News 12 6 o'clock / Friday, Dec. 7, 2012
AUGUSTA, Ga. -- If you've been in downtown Augusta lately, you may have noticed a few more "coming soon" signs. Several new businesses, including five restaurants, are coming to the area, which could mean big things for the local economy.
Musa Anderson is getting ready to open the doors to her new restaurant downtown.
"It's going to be totally British traditional pub, old school," Anderson said.
It's been a dream of her and her son's to open Boar's Head and now, it's a reality. She's part of a growing trend of small businesses moving downtown, helping to bring new life to the city.
"There are five new restaurants looking to open before the end of the year or right after the first of the year," Mayor Deke Copenhaver said.
Places like the new hot spot Whiskey Bar and Euros Bistro have just opened their doors, and it's more than just restaurants making their way downtown.
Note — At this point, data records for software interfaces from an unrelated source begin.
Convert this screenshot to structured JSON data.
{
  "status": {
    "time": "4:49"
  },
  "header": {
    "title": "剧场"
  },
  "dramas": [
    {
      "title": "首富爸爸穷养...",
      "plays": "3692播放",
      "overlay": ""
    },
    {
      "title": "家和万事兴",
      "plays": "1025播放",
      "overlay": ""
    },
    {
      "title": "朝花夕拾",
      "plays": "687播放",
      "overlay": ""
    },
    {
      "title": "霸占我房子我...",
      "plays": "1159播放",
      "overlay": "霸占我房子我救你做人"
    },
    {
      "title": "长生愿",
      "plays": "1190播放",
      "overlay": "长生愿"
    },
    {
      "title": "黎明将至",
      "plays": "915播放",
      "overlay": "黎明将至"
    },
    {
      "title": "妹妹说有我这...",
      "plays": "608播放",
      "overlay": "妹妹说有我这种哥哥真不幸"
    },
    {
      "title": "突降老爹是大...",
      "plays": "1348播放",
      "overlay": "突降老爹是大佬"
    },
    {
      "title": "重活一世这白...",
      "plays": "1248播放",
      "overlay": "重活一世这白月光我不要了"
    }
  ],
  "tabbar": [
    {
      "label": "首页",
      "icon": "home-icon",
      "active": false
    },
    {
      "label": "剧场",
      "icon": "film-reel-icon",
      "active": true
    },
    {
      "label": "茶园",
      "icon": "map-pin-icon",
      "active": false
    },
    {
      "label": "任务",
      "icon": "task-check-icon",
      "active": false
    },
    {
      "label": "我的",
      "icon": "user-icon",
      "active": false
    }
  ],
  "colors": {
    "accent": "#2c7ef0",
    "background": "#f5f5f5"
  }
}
The downtown district is starting to see more retail stores pop up, too, like Stationery Seffarri.
"I think a lot of people really want to come back downtown to the roots of things," Anderson said.
Many new business owners like Anderson say, with the new convention center set to open and the medical school growing, there's no time like the present to open a business downtown.
"It makes me feel really good and proud that I can be a part of the revitalization of downtown because that is really what's happening here," she said.
But it's not cheap to start your own business, something Anderson knows firsthand, saying, "I've been taken aback by all of the taxes that you get into and the bureaucracy of it all."
Mayor Copenhaver says he is working with state leaders to help give businesses moving downtown a break.
"We've come forward with the Georgia Downtown Renaissance Act at the state level. It will go into the hopper next year," he said.
The bill would provide tax cuts and incentives for people and business looking to move downtown and could even help get rid of some of the vacant spaces.
"Some of those empty storefronts would be filled up because we'd incentivize bringing them in state tax credits," he said.
And for small businesses owners like Anderson, the Renaissance Act would be a breath of fresh air.
"To start a business, a small business, it is very difficult with all the taxes, so if we get any break, it would be fabulous," Anderson said.